The records below must be duplicated exactly, character for character.

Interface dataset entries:
———
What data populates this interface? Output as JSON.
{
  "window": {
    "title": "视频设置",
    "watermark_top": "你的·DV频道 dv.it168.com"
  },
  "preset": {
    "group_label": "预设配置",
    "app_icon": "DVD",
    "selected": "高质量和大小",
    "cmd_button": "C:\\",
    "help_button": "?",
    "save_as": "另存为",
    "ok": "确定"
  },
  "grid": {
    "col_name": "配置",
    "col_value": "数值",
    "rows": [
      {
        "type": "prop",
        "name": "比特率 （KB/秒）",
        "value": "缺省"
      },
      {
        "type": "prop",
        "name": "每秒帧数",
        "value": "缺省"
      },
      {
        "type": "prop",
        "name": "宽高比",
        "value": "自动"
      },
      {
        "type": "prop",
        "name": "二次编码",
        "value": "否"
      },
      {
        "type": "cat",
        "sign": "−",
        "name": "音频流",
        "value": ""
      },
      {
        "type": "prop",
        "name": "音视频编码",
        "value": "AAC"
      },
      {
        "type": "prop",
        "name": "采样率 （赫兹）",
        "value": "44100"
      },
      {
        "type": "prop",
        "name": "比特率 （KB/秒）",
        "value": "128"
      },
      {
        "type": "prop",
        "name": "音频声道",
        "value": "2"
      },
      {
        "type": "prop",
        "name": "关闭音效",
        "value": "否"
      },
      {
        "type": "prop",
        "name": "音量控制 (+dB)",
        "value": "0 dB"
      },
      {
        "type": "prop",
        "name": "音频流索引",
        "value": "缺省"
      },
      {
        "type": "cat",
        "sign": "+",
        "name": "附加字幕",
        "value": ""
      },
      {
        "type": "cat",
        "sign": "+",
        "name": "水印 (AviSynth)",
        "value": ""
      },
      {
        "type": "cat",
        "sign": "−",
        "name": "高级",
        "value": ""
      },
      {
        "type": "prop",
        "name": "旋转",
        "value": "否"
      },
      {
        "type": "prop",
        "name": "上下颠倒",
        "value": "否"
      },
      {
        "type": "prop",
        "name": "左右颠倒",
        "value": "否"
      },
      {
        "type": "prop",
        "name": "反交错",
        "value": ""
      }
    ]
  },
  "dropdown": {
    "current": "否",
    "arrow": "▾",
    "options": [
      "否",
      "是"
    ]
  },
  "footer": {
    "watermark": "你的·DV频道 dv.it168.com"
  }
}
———
> **Your response**:
What data populates this interface? Output as JSON.
{
  "window": {
    "title": "视频设置",
    "watermark_top": "你的·DV频道 dv.it168.com"
  },
  "preset": {
    "group_label": "预设配置",
    "app_icon": "DVD",
    "selected": "高质量和大小",
    "cmd_button": "C:\\",
    "help_button": "?",
    "save_as": "另存为",
    "ok": "确定"
  },
  "grid": {
    "col_name": "配置",
    "col_value": "数值",
    "rows": [
      {
        "type": "prop",
        "name": "比特率 （KB/秒）",
        "value": "缺省"
      },
      {
        "type": "prop",
        "name": "每秒帧数",
        "value": "缺省"
      },
      {
        "type": "prop",
        "name": "宽高比",
        "value": "自动"
      },
      {
        "type": "prop",
        "name": "二次编码",
        "value": "否"
      },
      {
        "type": "cat",
        "sign": "−",
        "name": "音频流",
        "value": ""
      },
      {
        "type": "prop",
        "name": "音视频编码",
        "value": "AAC"
      },
      {
        "type": "prop",
        "name": "采样率 （赫兹）",
        "value": "44100"
      },
      {
        "type": "prop",
        "name": "比特率 （KB/秒）",
        "value": "128"
      },
      {
        "type": "prop",
        "name": "音频声道",
        "value": "2"
      },
      {
        "type": "prop",
        "name": "关闭音效",
        "value": "否"
      },
      {
        "type": "prop",
        "name": "音量控制 (+dB)",
        "value": "0 dB"
      },
      {
        "type": "prop",
        "name": "音频流索引",
        "value": "缺省"
      },
      {
        "type": "cat",
        "sign": "+",
        "name": "附加字幕",
        "value": ""
      },
      {
        "type": "cat",
        "sign": "+",
        "name": "水印 (AviSynth)",
        "value": ""
      },
      {
        "type": "cat",
        "sign": "−",
        "name": "高级",
        "value": ""
      },
      {
        "type": "prop",
        "name": "旋转",
        "value": "否"
      },
      {
        "type": "prop",
        "name": "上下颠倒",
        "value": "否"
      },
      {
        "type": "prop",
        "name": "左右颠倒",
        "value": "否"
      },
      {
        "type": "prop",
        "name": "反交错",
        "value": ""
      }
    ]
  },
  "dropdown": {
    "current": "否",
    "arrow": "▾",
    "options": [
      "否",
      "是"
    ]
  },
  "footer": {
    "watermark": "你的·DV频道 dv.it168.com"
  }
}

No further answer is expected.